▶ _Work instructions_: Wherever "Ailede" appears in a line of the listing, that line should be returned.

=== Begin Enclosure ===

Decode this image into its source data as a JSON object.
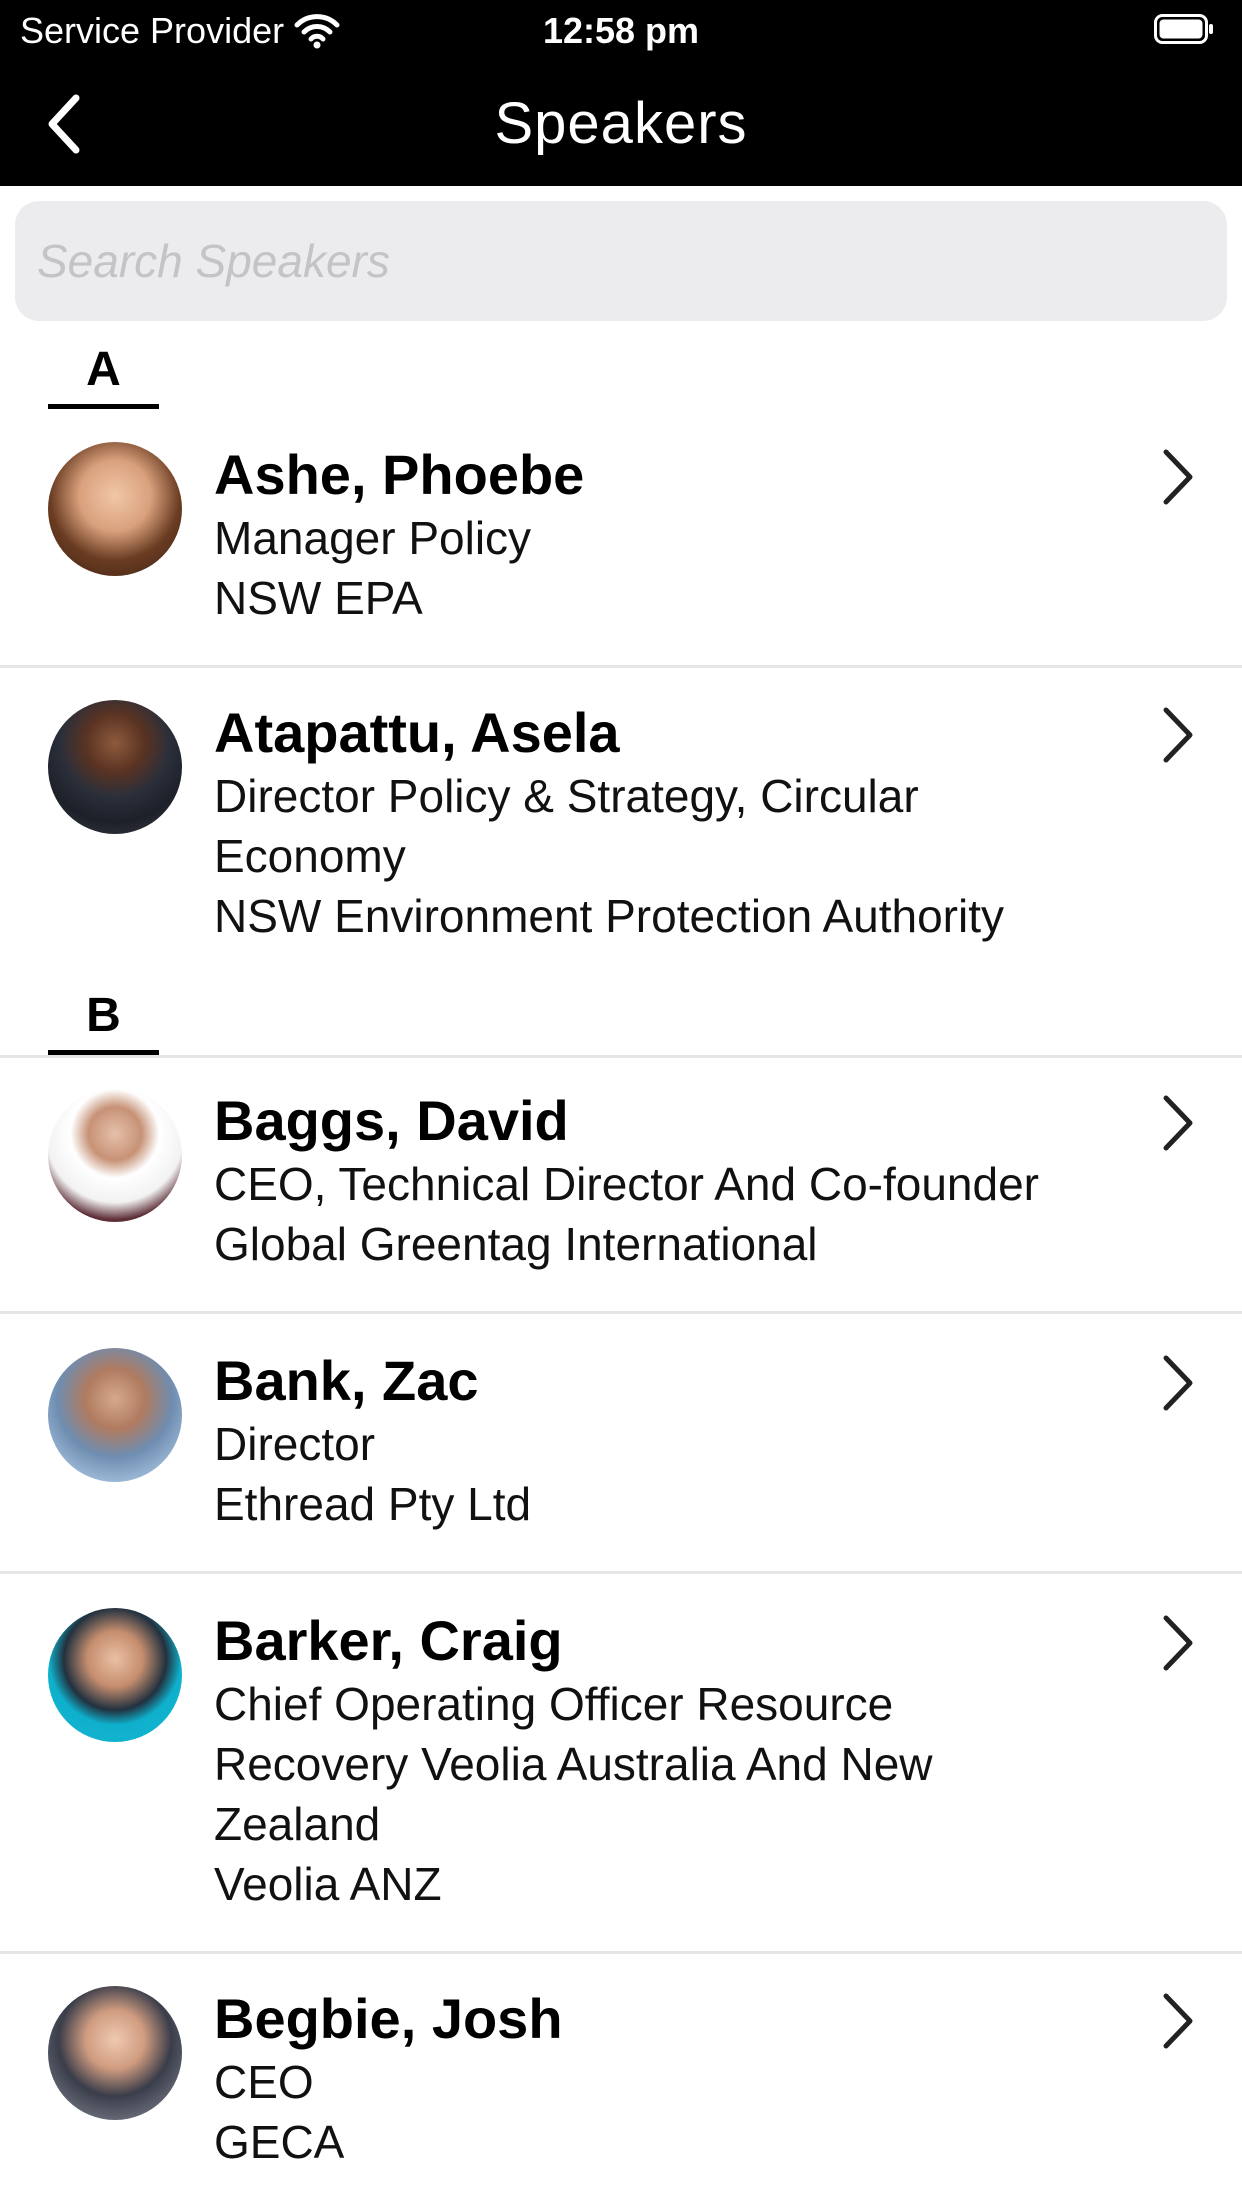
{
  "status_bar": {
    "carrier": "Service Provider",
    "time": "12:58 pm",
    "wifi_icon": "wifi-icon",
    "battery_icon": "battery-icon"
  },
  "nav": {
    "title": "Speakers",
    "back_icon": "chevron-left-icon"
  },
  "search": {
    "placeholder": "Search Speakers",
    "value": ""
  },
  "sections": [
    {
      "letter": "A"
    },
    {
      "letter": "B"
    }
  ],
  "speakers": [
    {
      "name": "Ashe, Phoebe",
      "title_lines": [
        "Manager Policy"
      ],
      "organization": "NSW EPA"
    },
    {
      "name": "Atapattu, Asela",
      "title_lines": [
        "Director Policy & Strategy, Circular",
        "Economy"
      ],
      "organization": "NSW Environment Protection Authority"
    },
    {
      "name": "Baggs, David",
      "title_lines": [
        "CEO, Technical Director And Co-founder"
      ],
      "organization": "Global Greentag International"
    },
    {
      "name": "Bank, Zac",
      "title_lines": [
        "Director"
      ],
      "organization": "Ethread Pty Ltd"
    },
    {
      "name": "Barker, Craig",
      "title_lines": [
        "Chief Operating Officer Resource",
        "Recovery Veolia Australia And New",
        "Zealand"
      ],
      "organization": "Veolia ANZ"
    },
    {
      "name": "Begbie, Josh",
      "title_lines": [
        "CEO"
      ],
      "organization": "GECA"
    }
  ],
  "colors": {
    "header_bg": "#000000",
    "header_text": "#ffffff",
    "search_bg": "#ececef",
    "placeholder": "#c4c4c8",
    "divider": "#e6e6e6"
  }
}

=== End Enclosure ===
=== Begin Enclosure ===

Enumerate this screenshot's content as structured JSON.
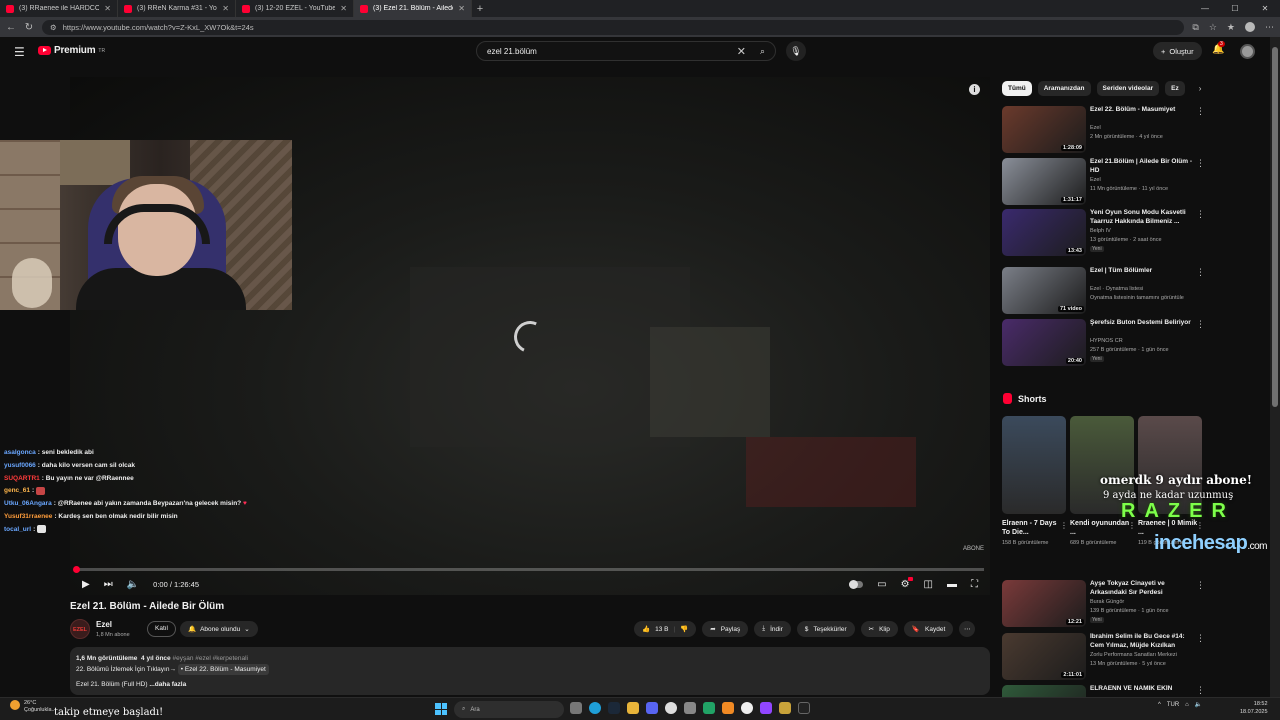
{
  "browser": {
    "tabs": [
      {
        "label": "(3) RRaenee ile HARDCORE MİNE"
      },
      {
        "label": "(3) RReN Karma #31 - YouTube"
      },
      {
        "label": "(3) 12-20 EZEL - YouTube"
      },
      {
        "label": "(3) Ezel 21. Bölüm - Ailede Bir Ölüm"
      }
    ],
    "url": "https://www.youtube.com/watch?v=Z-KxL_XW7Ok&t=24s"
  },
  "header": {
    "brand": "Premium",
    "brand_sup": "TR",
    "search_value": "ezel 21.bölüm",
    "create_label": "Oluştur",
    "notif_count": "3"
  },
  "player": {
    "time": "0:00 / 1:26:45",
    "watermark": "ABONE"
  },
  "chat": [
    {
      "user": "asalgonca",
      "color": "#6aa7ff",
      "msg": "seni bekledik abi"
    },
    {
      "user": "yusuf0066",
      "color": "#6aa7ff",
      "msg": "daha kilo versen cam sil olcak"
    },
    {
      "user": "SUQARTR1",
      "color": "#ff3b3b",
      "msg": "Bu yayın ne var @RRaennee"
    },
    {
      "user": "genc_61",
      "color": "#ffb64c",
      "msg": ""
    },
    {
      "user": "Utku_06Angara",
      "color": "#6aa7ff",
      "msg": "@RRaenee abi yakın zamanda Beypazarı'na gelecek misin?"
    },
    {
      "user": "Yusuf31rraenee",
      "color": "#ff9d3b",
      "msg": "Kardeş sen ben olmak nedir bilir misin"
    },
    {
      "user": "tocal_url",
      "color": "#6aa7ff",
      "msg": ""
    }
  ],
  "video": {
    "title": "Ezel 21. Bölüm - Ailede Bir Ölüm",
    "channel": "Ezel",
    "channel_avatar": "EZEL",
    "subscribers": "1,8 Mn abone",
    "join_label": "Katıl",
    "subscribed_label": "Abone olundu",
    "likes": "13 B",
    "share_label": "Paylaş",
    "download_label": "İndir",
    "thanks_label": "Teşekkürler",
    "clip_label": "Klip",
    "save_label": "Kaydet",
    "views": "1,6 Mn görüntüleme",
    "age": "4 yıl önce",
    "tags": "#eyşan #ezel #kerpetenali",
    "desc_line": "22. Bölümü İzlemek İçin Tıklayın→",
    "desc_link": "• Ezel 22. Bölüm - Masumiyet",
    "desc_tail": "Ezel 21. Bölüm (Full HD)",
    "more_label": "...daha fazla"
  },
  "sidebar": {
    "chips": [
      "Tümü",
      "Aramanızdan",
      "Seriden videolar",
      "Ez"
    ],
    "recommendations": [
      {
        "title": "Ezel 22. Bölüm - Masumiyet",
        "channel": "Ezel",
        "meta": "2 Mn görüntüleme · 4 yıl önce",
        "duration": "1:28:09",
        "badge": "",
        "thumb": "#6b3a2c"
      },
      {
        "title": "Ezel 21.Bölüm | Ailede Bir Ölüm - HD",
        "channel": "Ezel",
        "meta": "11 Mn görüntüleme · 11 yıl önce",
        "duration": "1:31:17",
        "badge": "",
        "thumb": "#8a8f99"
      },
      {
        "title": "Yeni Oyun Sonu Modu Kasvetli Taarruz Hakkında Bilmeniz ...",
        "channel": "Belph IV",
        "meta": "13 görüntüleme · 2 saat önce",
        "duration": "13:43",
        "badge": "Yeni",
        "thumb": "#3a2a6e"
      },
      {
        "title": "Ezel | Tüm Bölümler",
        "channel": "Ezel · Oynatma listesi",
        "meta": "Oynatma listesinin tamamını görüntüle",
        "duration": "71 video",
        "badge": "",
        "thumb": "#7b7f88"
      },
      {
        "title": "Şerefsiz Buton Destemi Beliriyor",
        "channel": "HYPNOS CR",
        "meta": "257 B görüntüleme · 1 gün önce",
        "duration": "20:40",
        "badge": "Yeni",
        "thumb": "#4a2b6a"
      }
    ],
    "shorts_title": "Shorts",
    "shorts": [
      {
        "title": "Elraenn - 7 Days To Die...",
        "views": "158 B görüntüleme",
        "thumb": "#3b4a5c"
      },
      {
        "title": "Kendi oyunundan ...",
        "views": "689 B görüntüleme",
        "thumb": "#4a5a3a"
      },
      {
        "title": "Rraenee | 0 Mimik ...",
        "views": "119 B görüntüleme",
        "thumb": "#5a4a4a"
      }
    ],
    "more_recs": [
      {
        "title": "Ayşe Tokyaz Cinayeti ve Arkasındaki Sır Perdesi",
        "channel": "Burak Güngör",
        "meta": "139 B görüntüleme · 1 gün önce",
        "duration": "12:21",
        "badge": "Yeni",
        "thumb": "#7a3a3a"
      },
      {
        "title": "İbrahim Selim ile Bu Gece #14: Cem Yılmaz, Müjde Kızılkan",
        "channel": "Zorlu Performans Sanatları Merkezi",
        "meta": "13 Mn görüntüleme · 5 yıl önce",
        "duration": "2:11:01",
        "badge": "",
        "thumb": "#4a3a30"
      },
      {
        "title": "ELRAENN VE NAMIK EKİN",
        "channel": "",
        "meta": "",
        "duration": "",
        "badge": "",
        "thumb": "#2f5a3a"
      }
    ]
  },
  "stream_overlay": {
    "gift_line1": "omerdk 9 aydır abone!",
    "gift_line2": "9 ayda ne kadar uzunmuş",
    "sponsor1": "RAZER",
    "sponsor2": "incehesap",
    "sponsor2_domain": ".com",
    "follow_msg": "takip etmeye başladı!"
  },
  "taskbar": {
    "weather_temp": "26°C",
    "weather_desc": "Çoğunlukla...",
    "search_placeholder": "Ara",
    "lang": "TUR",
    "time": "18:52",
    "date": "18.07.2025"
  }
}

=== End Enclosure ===

▶ _Solution below_:
        "label": "(3) Ezel 21. Bölüm - Ailede Bir Ölüm"
    "title": "Ezel 21. Bölüm - Ailede Bir Ölüm",
        "title": "Ezel 21.Bölüm | Ailede Bir Ölüm - HD",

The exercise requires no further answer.